Fantasy-sports betting faces an uncertain future in New York after a judge ruled that a law permitting the online contests violated the state constitution.
In a ruling released Monday, Albany Supreme Court Justice Gerald Connolly sided with anti-gambling activists and declared the 2016 compromise measure “null and void.”
But Connolly also said that state lawmakers had the “full authority” to decriminalize daily fantasy-sports betting and that “any finding of unconstitutionality in such context would be beyond the scope of the judicial review authority.”
A lawyer for the plaintiffs in the case — who are either recovering gambling addicts or relatives of problem gamblers — claimed victory, saying fantasy-sports betting companies could no longer operate in New York because the state can’t legally regulate them.
But lawyer Neil Murray also said he would wait to see how the state reacts before taking further action against Gov. Andrew Cuomo and the state Gaming Commission to enforce the judge’s decision.
Leading fantasy-sports betting sites DraftKings and FanDuel remained in operation, with DraftKings lawyer David Boise saying the company “can continue to offer their services to players.”
“We are continuing to study the court’s decision invalidating the regulatory structure and are committed to working with the legislature,” he added.
Another DraftKings lawyer, Josh Schiller, also said the worst-case scenario for the company would involve “a referendum so that the state can regulate it.”

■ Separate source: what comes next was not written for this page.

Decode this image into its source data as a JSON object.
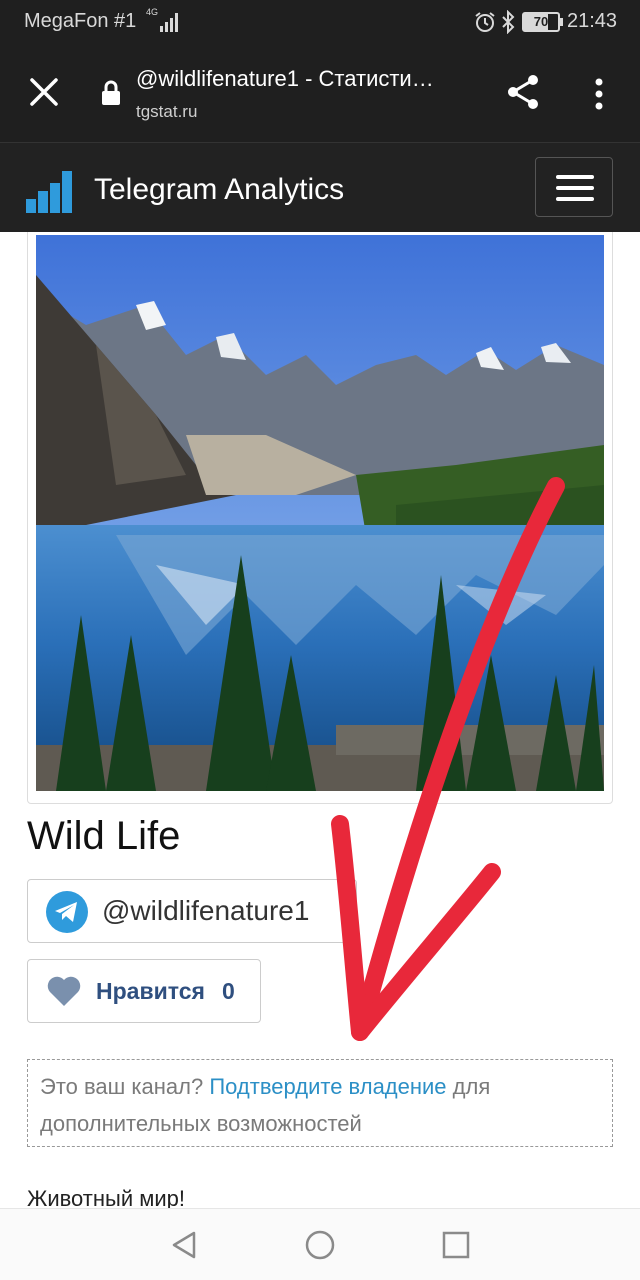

A Cuomo spokesperson said only: “We’re reviewing the ruling.”